The criteria that EPA must now consider in evaluating substantiations for chemical identity confidentiality claims include whether the submitter has “a reasonable basis to believe that the information is not readily discoverable through reverse engineering,” per section 14(c)(1)(B)(iv), also added by the 2016 amendments. The new Subpart C requires EPA to review Inventory Reset confidentiality claims in accordance with the section 14 and FOIA criteria. 40 C.F.R. § 710.55(a). It calls for EPA to update the Inventory based on its reviews of those claims. 40 C.F.R. § 710.55(c).
Second, NGOs may be more aggressive in submitting FOIA requests for chemical identity information, as suggested by the success of the argument about substantiating the reverse engineering criterion in EDF v. EPA. Even if EPA upholds a chemical identity confidentiality claim, NGOs may challenge that determination in court. A court would review EPA’s determination based on the administrative record, primarily the submitter’s substantiation.
Third, the new reverse engineering questions do not align with section 14(c)(1)(B)(iv) and are inconsistent with it. Straightforward responses to the questions may not adequately substantiate that the submitter has “a reasonable basis to believe that the information is not readily discoverable through reverse engineering.”
The first question does not address whether the identity is discoverable, much less whether it is “readily” discoverable. Instead, it asks if the submitter has taken measures to prevent discovery. Taking measures might be relevant to whether the identity is discoverable, but such measures are not necessary or even implicit in the term “discoverable.” Other factors may be more relevant to the statutory criterion.

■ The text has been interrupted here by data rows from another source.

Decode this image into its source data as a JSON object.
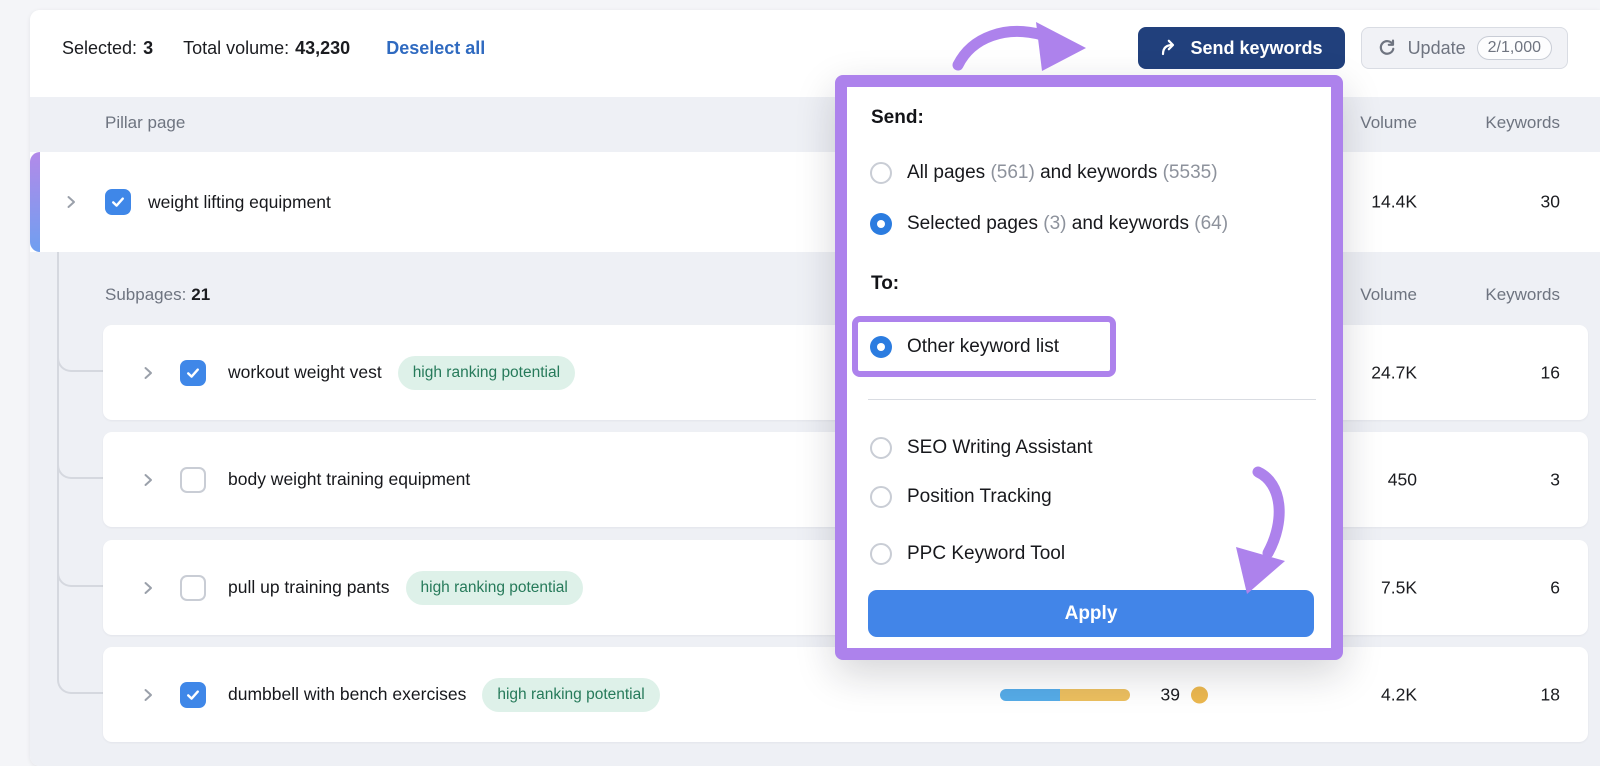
{
  "colors": {
    "annotation_purple": "#ad82ec",
    "send_button_navy": "#21407c",
    "apply_blue": "#4285e8",
    "checkbox_blue": "#3f87e8",
    "link_blue": "#2f6ac0",
    "badge_bg": "#def1e9",
    "badge_text": "#267a5a",
    "bar_blue": "#56ace8",
    "bar_yellow": "#ecbf5f",
    "dot_yellow": "#ecb84f"
  },
  "toolbar": {
    "selected_label": "Selected:",
    "selected_value": "3",
    "total_volume_label": "Total volume:",
    "total_volume_value": "43,230",
    "deselect_all": "Deselect all",
    "send_keywords": "Send keywords",
    "update": "Update",
    "update_quota": "2/1,000"
  },
  "table": {
    "pillar_header": "Pillar page",
    "volume_header": "Volume",
    "keywords_header": "Keywords",
    "pillar_row": {
      "label": "weight lifting equipment",
      "checked": true,
      "volume": "14.4K",
      "keywords": "30"
    },
    "subpages_label": "Subpages:",
    "subpages_count": "21",
    "subpage_rows": [
      {
        "label": "workout weight vest",
        "checked": true,
        "badge": "high ranking potential",
        "volume": "24.7K",
        "keywords": "16"
      },
      {
        "label": "body weight training equipment",
        "checked": false,
        "badge": null,
        "volume": "450",
        "keywords": "3"
      },
      {
        "label": "pull up training pants",
        "checked": false,
        "badge": "high ranking potential",
        "volume": "7.5K",
        "keywords": "6"
      },
      {
        "label": "dumbbell with bench exercises",
        "checked": true,
        "badge": "high ranking potential",
        "volume": "4.2K",
        "keywords": "18",
        "difficulty": "39",
        "bar_blue_pct": 46,
        "bar_yellow_pct": 54
      }
    ]
  },
  "popup": {
    "send_label": "Send:",
    "send_options": [
      {
        "t1": "All pages ",
        "c1": "(561) ",
        "t2": "and keywords ",
        "c2": "(5535)",
        "selected": false
      },
      {
        "t1": "Selected pages ",
        "c1": "(3) ",
        "t2": "and keywords ",
        "c2": "(64)",
        "selected": true
      }
    ],
    "to_label": "To:",
    "to_highlighted_option": "Other keyword list",
    "to_options": [
      "SEO Writing Assistant",
      "Position Tracking",
      "PPC Keyword Tool"
    ],
    "apply_label": "Apply"
  }
}
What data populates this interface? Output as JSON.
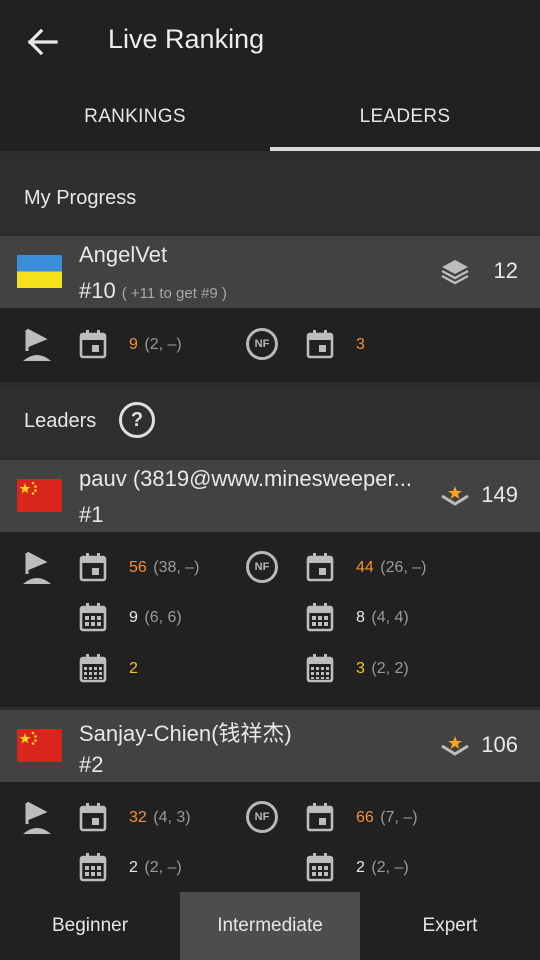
{
  "app": {
    "title": "Live Ranking"
  },
  "tabs": [
    {
      "label": "RANKINGS"
    },
    {
      "label": "LEADERS"
    }
  ],
  "my_progress": {
    "heading": "My Progress",
    "player": {
      "name": "AngelVet",
      "rank": "#10",
      "hint": "( +11 to get #9 )",
      "score": "12",
      "score_icon": "layers-icon",
      "flag": "ukraine-flag"
    },
    "stats": {
      "flags_value": "9",
      "flags_sub": "(2, –)",
      "nf_value": "3"
    }
  },
  "leaders": {
    "heading": "Leaders",
    "help_label": "?",
    "players": [
      {
        "name": "pauv (3819@www.minesweeper...",
        "rank": "#1",
        "score": "149",
        "score_icon": "star-chevron-icon",
        "flag": "china-flag",
        "rows": [
          {
            "left_value": "56",
            "left_sub": "(38, –)",
            "right_value": "44",
            "right_sub": "(26, –)"
          },
          {
            "left_value": "9",
            "left_sub": "(6, 6)",
            "right_value": "8",
            "right_sub": "(4, 4)"
          },
          {
            "left_value": "2",
            "left_sub": "",
            "right_value": "3",
            "right_sub": "(2, 2)"
          }
        ]
      },
      {
        "name": "Sanjay-Chien(钱祥杰)",
        "rank": "#2",
        "score": "106",
        "score_icon": "star-chevron-icon",
        "flag": "china-flag",
        "rows": [
          {
            "left_value": "32",
            "left_sub": "(4, 3)",
            "right_value": "66",
            "right_sub": "(7, –)"
          },
          {
            "left_value": "2",
            "left_sub": "(2, –)",
            "right_value": "2",
            "right_sub": "(2, –)"
          }
        ]
      }
    ]
  },
  "bottom_tabs": [
    {
      "label": "Beginner"
    },
    {
      "label": "Intermediate"
    },
    {
      "label": "Expert"
    }
  ],
  "colors": {
    "accent_orange": "#f0913a",
    "accent_yellow": "#f5c518",
    "background": "#212121",
    "card": "#424242"
  }
}
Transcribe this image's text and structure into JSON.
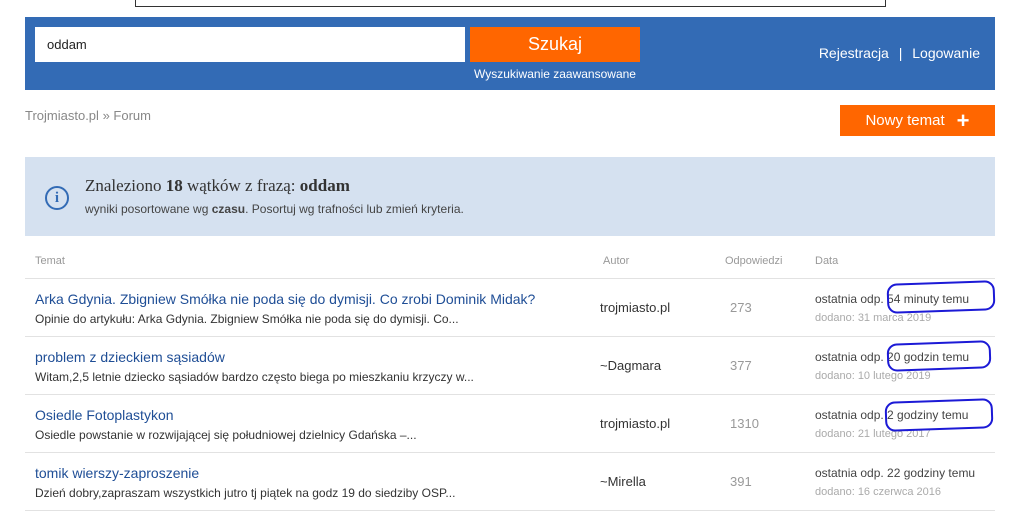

The second question asks only about the possibility of discovery through reverse engineering, assuming availability of a sample. The question does not ask for an explanation of the factors that make discovery relatively easy or difficult. Some chemicals are simply not discoverable, such as some UVCBs, some biologically-based products, and some polymers. In most cases, however, given sufficient resources, equipment, expertise, and time, an identity can be identified by analysis of the product. The relevant question is whether the identity can be “readily” identified through analysis.
Answers to the substantiation questions must be supported by records kept for five years. 40 C.F.R. § 710.53.
Companies are advised to provide substantive, substance-specific information in responding to the reverse engineering questions. EPA may consider that boilerplate answers applicable to many substances fail to substantiate the reverse engineering criterion.